Since October 2021, OMIA includes a semiautomated lift-over pipeline to facilitate updates of genomic positions to a recent reference genome position. These changes to genomic positions are not always reflected in the ‘acknowledgements’ or ‘verbal description’ fields in this table.
|OMIA Variant ID||Breed(s)||Variant Phenotype||Gene||Allele||Type of Variant||Source of Genetic Variant||Reference Sequence||Chr.||g. or m.||c. or n.||p.||Verbal Description||EVA ID||Inferred EVA rsID||Year Published||PubMed ID(s)||Acknowledgements|
|253||Black||ASIP||missense||Naturally occurring variant||c.384C>G||p.(C128W)||2012||23251368|
Cite this entry
|2012||Schneider, A., David, V.A., Johnson, W.E., O'Brien, S.J., Barsh, G.S., Menotti-Raymond, M., Eizirik, E. :|
|How the leopard hides its spots: ASIP mutations and melanism in wild cats.
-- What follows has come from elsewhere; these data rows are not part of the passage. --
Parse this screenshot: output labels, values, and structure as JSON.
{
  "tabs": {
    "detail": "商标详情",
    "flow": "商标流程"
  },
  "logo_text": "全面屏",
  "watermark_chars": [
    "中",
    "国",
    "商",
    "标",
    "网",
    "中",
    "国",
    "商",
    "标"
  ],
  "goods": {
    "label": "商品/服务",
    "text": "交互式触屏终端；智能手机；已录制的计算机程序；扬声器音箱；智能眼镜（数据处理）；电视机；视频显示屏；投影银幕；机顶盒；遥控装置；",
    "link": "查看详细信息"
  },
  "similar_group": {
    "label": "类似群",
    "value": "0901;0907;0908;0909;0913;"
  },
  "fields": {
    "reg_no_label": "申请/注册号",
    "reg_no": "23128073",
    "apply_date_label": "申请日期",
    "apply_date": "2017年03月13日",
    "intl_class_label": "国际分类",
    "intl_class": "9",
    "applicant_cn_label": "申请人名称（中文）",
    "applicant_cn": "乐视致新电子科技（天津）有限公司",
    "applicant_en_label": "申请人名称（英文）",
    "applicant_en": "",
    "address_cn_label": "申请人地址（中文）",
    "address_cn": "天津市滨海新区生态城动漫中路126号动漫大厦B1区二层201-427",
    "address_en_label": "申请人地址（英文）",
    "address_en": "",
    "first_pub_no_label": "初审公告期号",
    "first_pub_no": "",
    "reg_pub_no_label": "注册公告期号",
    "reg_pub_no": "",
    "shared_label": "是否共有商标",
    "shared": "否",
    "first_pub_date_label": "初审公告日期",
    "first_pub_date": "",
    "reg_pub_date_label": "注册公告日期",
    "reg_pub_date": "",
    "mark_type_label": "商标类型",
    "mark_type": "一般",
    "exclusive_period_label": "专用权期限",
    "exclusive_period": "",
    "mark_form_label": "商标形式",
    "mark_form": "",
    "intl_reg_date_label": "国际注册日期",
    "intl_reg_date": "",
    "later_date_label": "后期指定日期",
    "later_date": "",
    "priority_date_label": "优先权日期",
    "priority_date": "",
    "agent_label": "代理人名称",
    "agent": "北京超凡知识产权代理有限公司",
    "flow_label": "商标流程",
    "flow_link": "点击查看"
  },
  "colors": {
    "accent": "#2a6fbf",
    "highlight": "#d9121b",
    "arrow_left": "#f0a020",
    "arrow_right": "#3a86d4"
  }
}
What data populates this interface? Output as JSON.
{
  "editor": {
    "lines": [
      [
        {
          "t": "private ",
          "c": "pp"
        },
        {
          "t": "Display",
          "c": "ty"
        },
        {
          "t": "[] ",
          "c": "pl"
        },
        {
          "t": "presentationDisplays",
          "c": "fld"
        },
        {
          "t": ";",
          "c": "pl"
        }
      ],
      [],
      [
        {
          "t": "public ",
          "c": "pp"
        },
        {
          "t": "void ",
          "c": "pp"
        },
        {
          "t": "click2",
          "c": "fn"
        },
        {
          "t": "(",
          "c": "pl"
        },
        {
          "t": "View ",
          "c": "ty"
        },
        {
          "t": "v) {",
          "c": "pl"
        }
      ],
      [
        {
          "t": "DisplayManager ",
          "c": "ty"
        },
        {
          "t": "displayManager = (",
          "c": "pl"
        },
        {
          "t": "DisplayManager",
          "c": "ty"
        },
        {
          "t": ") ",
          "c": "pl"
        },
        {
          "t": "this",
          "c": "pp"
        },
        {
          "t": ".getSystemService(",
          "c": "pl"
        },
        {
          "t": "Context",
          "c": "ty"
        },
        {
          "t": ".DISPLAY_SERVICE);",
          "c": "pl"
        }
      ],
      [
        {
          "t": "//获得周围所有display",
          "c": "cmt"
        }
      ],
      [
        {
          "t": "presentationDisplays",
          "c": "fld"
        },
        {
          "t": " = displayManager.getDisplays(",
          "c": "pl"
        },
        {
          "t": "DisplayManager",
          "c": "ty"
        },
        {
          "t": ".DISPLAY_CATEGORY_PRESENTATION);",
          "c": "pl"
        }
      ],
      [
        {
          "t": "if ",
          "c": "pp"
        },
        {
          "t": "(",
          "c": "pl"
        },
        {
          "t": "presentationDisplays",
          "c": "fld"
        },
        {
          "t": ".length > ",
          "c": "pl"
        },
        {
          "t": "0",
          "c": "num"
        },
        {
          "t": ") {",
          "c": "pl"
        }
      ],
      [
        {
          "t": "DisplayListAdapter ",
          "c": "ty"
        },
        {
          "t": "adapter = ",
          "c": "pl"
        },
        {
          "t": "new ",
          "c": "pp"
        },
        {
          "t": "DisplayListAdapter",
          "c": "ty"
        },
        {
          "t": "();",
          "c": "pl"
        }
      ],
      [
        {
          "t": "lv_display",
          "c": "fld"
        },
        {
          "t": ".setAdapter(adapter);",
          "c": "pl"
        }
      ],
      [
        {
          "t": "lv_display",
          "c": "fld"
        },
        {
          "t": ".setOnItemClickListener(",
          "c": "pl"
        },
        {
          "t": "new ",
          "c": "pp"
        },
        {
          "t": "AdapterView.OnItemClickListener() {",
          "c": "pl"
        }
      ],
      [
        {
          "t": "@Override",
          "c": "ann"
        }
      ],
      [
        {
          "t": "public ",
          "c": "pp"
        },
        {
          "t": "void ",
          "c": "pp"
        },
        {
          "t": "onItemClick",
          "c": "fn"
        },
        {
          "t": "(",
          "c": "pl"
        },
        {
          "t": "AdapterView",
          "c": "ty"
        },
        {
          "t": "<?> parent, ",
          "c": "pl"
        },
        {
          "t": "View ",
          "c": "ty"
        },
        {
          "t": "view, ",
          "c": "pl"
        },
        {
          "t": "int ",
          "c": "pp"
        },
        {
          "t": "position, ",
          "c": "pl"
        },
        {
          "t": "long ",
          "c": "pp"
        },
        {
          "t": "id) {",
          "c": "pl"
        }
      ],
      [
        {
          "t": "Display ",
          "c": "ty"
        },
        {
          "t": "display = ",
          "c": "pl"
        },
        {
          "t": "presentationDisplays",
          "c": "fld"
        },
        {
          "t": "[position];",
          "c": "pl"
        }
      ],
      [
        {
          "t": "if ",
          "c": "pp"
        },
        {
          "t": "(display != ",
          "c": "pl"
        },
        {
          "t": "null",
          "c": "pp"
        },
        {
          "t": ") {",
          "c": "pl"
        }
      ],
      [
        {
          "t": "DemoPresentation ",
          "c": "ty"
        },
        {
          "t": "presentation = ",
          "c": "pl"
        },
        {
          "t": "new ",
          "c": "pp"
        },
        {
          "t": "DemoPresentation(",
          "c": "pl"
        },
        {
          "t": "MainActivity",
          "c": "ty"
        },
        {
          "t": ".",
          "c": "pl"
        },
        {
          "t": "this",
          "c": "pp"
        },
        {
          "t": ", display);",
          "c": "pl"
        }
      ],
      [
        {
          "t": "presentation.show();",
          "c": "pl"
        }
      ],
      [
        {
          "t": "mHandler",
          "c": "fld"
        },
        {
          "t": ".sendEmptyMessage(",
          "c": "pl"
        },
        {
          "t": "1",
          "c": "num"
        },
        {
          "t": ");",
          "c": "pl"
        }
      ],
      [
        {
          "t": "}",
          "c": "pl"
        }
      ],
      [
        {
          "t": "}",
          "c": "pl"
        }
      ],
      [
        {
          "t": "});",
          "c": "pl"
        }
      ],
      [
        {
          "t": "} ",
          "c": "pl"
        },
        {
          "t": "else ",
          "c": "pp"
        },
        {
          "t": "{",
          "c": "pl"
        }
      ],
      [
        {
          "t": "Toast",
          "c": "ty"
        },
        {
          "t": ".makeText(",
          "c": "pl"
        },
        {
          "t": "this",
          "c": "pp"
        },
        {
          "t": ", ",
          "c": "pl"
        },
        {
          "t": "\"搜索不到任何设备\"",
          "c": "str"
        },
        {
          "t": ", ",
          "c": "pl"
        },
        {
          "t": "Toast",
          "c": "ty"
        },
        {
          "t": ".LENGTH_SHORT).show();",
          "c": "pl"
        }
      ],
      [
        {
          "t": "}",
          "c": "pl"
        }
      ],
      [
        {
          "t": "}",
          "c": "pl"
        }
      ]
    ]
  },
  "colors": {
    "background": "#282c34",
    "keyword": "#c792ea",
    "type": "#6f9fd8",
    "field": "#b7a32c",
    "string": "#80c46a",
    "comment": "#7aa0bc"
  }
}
PLoS One 7:e50386, 2012. Pubmed reference: 23251368 . DOI: 10.1371/journal.pone.0050386.|
- Changed by Frank Nicholas on 05 Jan 2013
- Created by Frank Nicholas on 05 Jan 2013